Inflation has already peaked, but it’s going to remain above pre-Covid levels in 2023, said David Mann, chief economist for Asia-Pacific, Middle East and Africa on the Mastercard Economics Institute.
“Inflation has seen its peak this 12 months, but it’s going to still be above what we had been used to pre-pandemic next 12 months,” Mann told CNBC’s “Squawk Box Asia” on Friday.
It’ll take a number of years to return to 2019 levels, he said.
“We do expect that we return down within the direction of where we were back in 2019 where we were still debating what number of countries needed negative rates of interest.”
Central banks all over the world have been climbing rates of interest as recently as November in response to high inflation.
They include central banks from the Group of 10 countries — equivalent to the U.S. Federal Reserve, the Bank of England and the Reserve Bank of Australia — as well those of emerging markets, equivalent to Indonesia, Thailand, Malaysia and the Philippines, Reuters reported.
The Fed will hold its December policy meeting this week, where it is predicted to hike rates of interest by 50 basis points.
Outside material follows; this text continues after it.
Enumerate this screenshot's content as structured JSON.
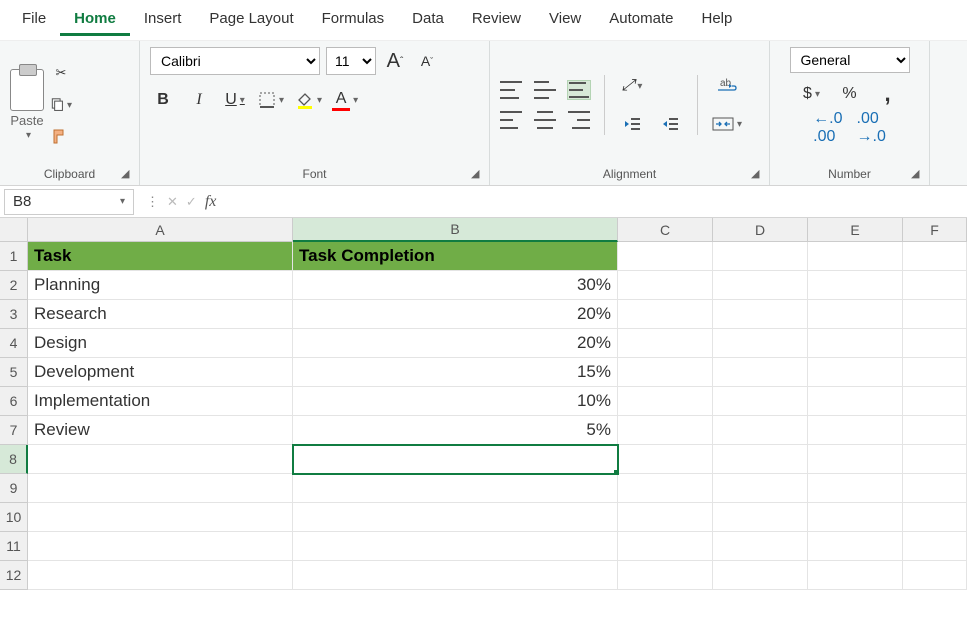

The central bank has raised rates by 375 basis points thus far this 12 months.
“Inflation has turn into that big challenge. It has been spiking and staying very high,” Mann said. But he warned that it could be dangerous if central banks find yourself climbing rates greater than they should.
“The challenge is if you happen to’ve lost orientation of where the sky and the bottom is, you are not quite sure where it’s worthwhile to find yourself,” Mann said.
It will be a “serious scenario” if central banks “find yourself going barely too far after which have to reverse relatively quickly,” he added.
Despite high inflation, Mann said, U.S. consumers are still willing to interact in discretionary spending in areas equivalent to travel.
Travel recovery within the U.S. is powerful and persons are still selecting to spend on experiences moderately than material goods, Mann said.
And so they are being frugal about their spending on necessities with a purpose to have the opportunity to afford non-essentials, he added.
“There’s something at the back of people’s minds that worries them that regardless that it isn’t very likely, it’s still possible that those [Covid] restrictions [will] come back,” he said.